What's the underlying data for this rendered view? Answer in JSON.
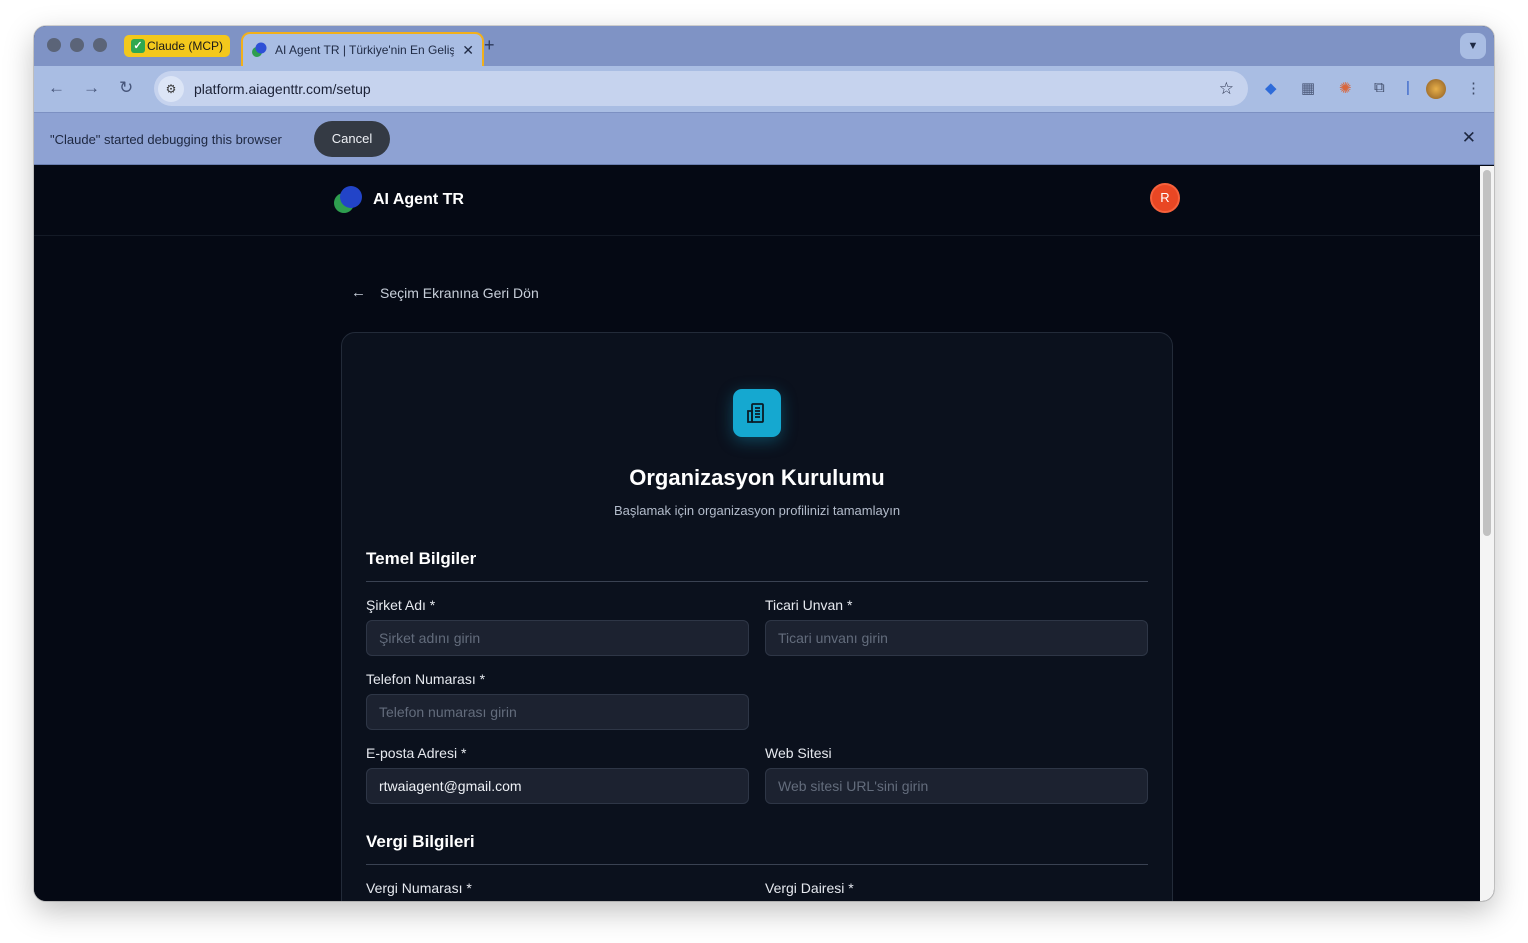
{
  "browser": {
    "tabs": [
      {
        "label": "Claude (MCP)",
        "check": "✓"
      },
      {
        "label": "AI Agent TR | Türkiye'nin En Gelişmiş"
      }
    ],
    "url": "platform.aiagenttr.com/setup",
    "infobar": {
      "message": "\"Claude\" started debugging this browser",
      "cancel_label": "Cancel"
    }
  },
  "site": {
    "brand": "AI Agent TR",
    "user_initial": "R"
  },
  "back_link": "Seçim Ekranına Geri Dön",
  "card": {
    "title": "Organizasyon Kurulumu",
    "subtitle": "Başlamak için organizasyon profilinizi tamamlayın",
    "sections": {
      "basic": "Temel Bilgiler",
      "tax": "Vergi Bilgileri"
    },
    "fields": {
      "company_name": {
        "label": "Şirket Adı *",
        "placeholder": "Şirket adını girin",
        "value": ""
      },
      "trade_name": {
        "label": "Ticari Unvan *",
        "placeholder": "Ticari unvanı girin",
        "value": ""
      },
      "phone": {
        "label": "Telefon Numarası *",
        "placeholder": "Telefon numarası girin",
        "value": ""
      },
      "email": {
        "label": "E-posta Adresi *",
        "placeholder": "",
        "value": "rtwaiagent@gmail.com"
      },
      "website": {
        "label": "Web Sitesi",
        "placeholder": "Web sitesi URL'sini girin",
        "value": ""
      },
      "tax_number": {
        "label": "Vergi Numarası *"
      },
      "tax_office": {
        "label": "Vergi Dairesi *"
      }
    }
  },
  "colors": {
    "page_bg": "#050914",
    "card_bg": "#0b111d",
    "accent": "#15a8d0",
    "avatar": "#e94724",
    "mcp_tab": "#f3c81c"
  }
}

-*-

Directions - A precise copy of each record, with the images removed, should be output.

Written solution -
What's the underlying data for this rendered view? Answer in JSON.
{
  "browser": {
    "tabs": [
      {
        "label": "Claude (MCP)",
        "check": "✓"
      },
      {
        "label": "AI Agent TR | Türkiye'nin En Gelişmiş"
      }
    ],
    "url": "platform.aiagenttr.com/setup",
    "infobar": {
      "message": "\"Claude\" started debugging this browser",
      "cancel_label": "Cancel"
    }
  },
  "site": {
    "brand": "AI Agent TR",
    "user_initial": "R"
  },
  "back_link": "Seçim Ekranına Geri Dön",
  "card": {
    "title": "Organizasyon Kurulumu",
    "subtitle": "Başlamak için organizasyon profilinizi tamamlayın",
    "sections": {
      "basic": "Temel Bilgiler",
      "tax": "Vergi Bilgileri"
    },
    "fields": {
      "company_name": {
        "label": "Şirket Adı *",
        "placeholder": "Şirket adını girin",
        "value": ""
      },
      "trade_name": {
        "label": "Ticari Unvan *",
        "placeholder": "Ticari unvanı girin",
        "value": ""
      },
      "phone": {
        "label": "Telefon Numarası *",
        "placeholder": "Telefon numarası girin",
        "value": ""
      },
      "email": {
        "label": "E-posta Adresi *",
        "placeholder": "",
        "value": "rtwaiagent@gmail.com"
      },
      "website": {
        "label": "Web Sitesi",
        "placeholder": "Web sitesi URL'sini girin",
        "value": ""
      },
      "tax_number": {
        "label": "Vergi Numarası *"
      },
      "tax_office": {
        "label": "Vergi Dairesi *"
      }
    }
  },
  "colors": {
    "page_bg": "#050914",
    "card_bg": "#0b111d",
    "accent": "#15a8d0",
    "avatar": "#e94724",
    "mcp_tab": "#f3c81c"
  }
}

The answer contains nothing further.